Tucker Carlson and Univision senior news anchor Jorge Ramos resumed their ongoing argument over immigration. This time, with the Central American migrant caravan as a backdrop.
As one might expect, there was not much deviation from the usual Carlson-Ramos colloquy, except that this time, Ramos was a bit more candid about what he characterized as the United States' duty towards immigrants and refugees, especially those from Central America and Mexico.
The segment's signature exchange was actually the opening question. Watch as Ramos shows a bit more candor when it comes to his true feelings about the United States:
TUCKER CARLSON: Jorge, thanks for joining us. I appreciate it.
JORGE RAMOS: Great to be here.
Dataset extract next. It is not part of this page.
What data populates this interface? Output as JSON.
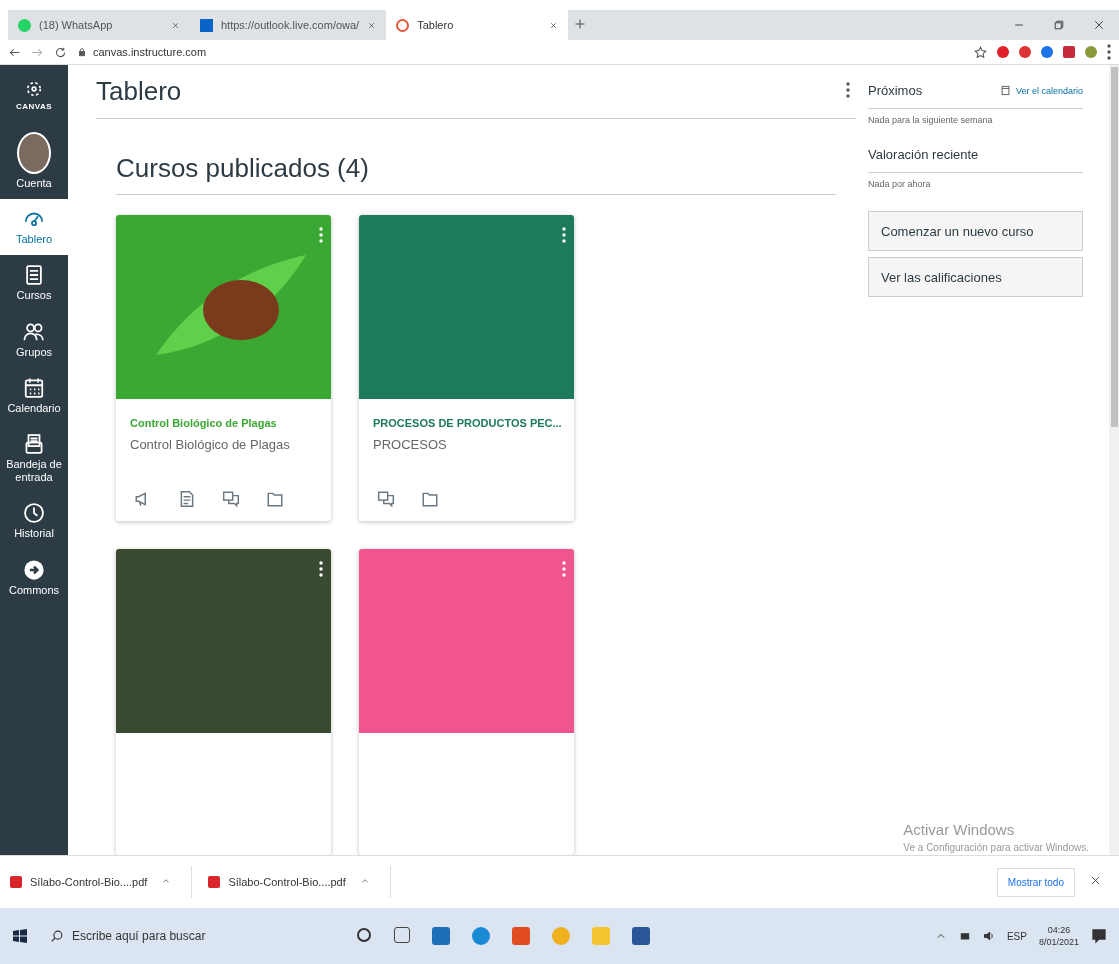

Thank you.
CARLSON: So the first, and maybe the most important question is: why should we let these asylum-seekers, these migrants into our country?
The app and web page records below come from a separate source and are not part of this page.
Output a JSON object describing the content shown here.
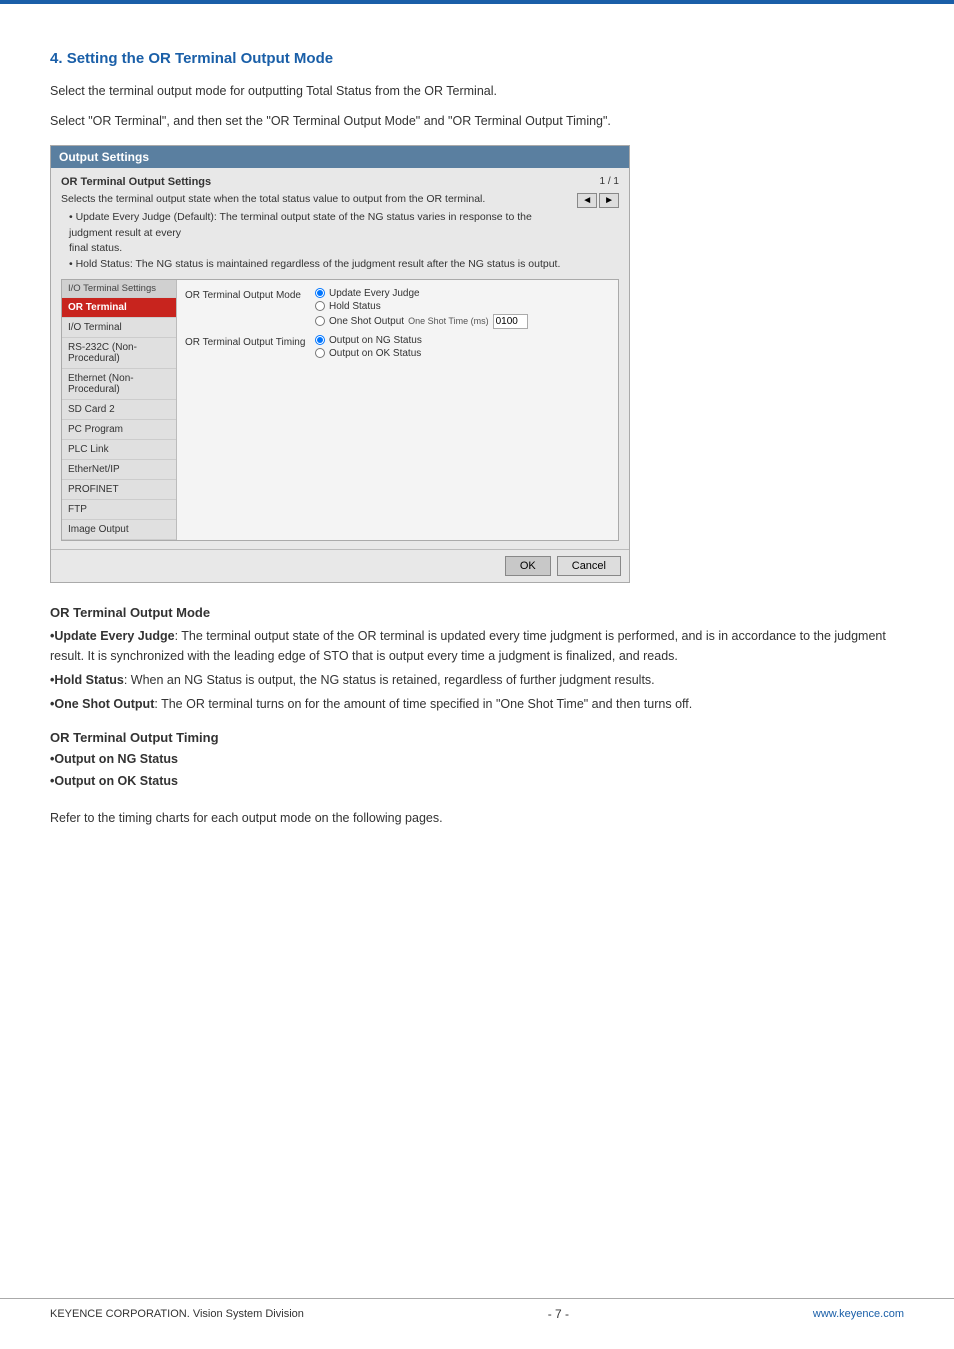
{
  "page": {
    "top_bar_color": "#1a5fa8",
    "section_number": "4.",
    "section_title": "Setting the OR Terminal Output Mode",
    "intro1": "Select the terminal output mode for outputting Total Status from the OR Terminal.",
    "intro2": "Select \"OR Terminal\", and then set the \"OR Terminal Output Mode\" and \"OR Terminal Output Timing\".",
    "dialog": {
      "title": "Output Settings",
      "subtitle": "OR Terminal Output Settings",
      "desc_line1": "Selects the terminal output state when the total status value to output from the OR terminal.",
      "desc_bullet1": "• Update Every Judge (Default): The terminal output state of the NG status varies in response to the judgment result at every",
      "desc_bullet1b": "final status.",
      "desc_bullet2": "• Hold Status: The NG status is maintained regardless of the judgment result after the NG status is output.",
      "page_counter": "1 / 1",
      "nav_prev": "◄",
      "nav_next": "►",
      "sidebar_header": "I/O Terminal Settings",
      "sidebar_items": [
        {
          "label": "OR Terminal",
          "active": true
        },
        {
          "label": "I/O Terminal",
          "active": false
        },
        {
          "label": "RS-232C (Non-Procedural)",
          "active": false
        },
        {
          "label": "Ethernet (Non-Procedural)",
          "active": false
        },
        {
          "label": "SD Card 2",
          "active": false
        },
        {
          "label": "PC Program",
          "active": false
        },
        {
          "label": "PLC Link",
          "active": false
        },
        {
          "label": "EtherNet/IP",
          "active": false
        },
        {
          "label": "PROFINET",
          "active": false
        },
        {
          "label": "FTP",
          "active": false
        },
        {
          "label": "Image Output",
          "active": false
        }
      ],
      "mode_label": "OR Terminal Output Mode",
      "mode_options": [
        {
          "label": "Update Every Judge",
          "selected": true
        },
        {
          "label": "Hold Status",
          "selected": false
        },
        {
          "label": "One Shot Output",
          "selected": false
        }
      ],
      "one_shot_label": "One Shot Time (ms)",
      "one_shot_value": "0100",
      "timing_label": "OR Terminal Output Timing",
      "timing_options": [
        {
          "label": "Output on NG Status",
          "selected": true
        },
        {
          "label": "Output on OK Status",
          "selected": false
        }
      ],
      "ok_button": "OK",
      "cancel_button": "Cancel"
    },
    "mode_section": {
      "title": "OR Terminal Output Mode",
      "bullets": [
        {
          "bold_text": "Update Every Judge",
          "rest": ": The terminal output state of the OR terminal is updated every time judgment is performed, and is in accordance to the judgment result. It is synchronized with the leading edge of STO that is output every time a judgment is finalized, and reads."
        },
        {
          "bold_text": "Hold Status",
          "rest": ": When an NG Status is output, the NG status is retained, regardless of further judgment results."
        },
        {
          "bold_text": "One Shot Output",
          "rest": ": The OR terminal turns on for the amount of time specified in \"One Shot Time\" and then turns off."
        }
      ]
    },
    "timing_section": {
      "title": "OR Terminal Output Timing",
      "items": [
        "•Output on NG Status",
        "•Output on OK Status"
      ]
    },
    "refer_text": "Refer to the timing charts for each output mode on the following pages.",
    "footer": {
      "left": "KEYENCE CORPORATION. Vision System Division",
      "center": "- 7 -",
      "right": "www.keyence.com"
    }
  }
}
RAMOS: I think the United States is being a hostile and even dangerous country for refugees and for immigrants. And I think we have a long tradition of being generous - of accepting other immigrants from countries where they are fleeing violence and poverty and lack of democracy. I think that's precisely what the United States is. And at the end, Tucker, I think it's simply a matter of deciding what kind of country do we want to be. And it seems at this point that we are talking about a few hundred refugees and putting it in context from the 65 million refugees that there are in the world. The United States accepted only 84,000 in 2016 and with President Trump it's going to be even less. So it's simply a matter of deciding what kind of country do we want to be.
CARLSON: Well, we've accepted about 13 million refugees, economic refugees who are in our country now illegally. But back up for one second. You said this is a hostile, dangerous place for refugees? Then why would you want them to come here if the United States is so dangerous?
So unhinged is Jorge Ramos that he answered a simple question regarding the merits of this current crop of asylum seekers with a swipe at America itself. Without ever directly answering Carlson's question, Ramos then proceeded to launch into Blame America First mode, demanding the United States' acceptance of the caravan because of:
- The effect of American demand for drugs on Central America.
- Our gun laws.
- Alleged longstanding tradition of unfettered refugee and immigrant acceptance because of America's wealth and democracy.
At every point, as he sees it, the USA seems to have done something bad and the atonement is an open border.
If only Ramos had the guts to say out loud that the reason that failing Univision so strongly advocates for an open border, generally, and for the caravan, specifically. Never mind all the gassy stuff about America's place in the hemisphere.
The annual caravan brings in new viewers for him, and is simply best for Univision's business.
JORGE RAMOS, SENIOR ANCHOR, UNIVISION: I think the future of Spanish-language media is assured for decades, simply, for a very simple reason: In spite of the fact that the majority of the growth within the Hispanic community is coming from people being born here, we still have one to two million immigrants, legally and illegally coming in every single year. Most of them speak Spanish. So, therefore, we have a market that is growing and growing.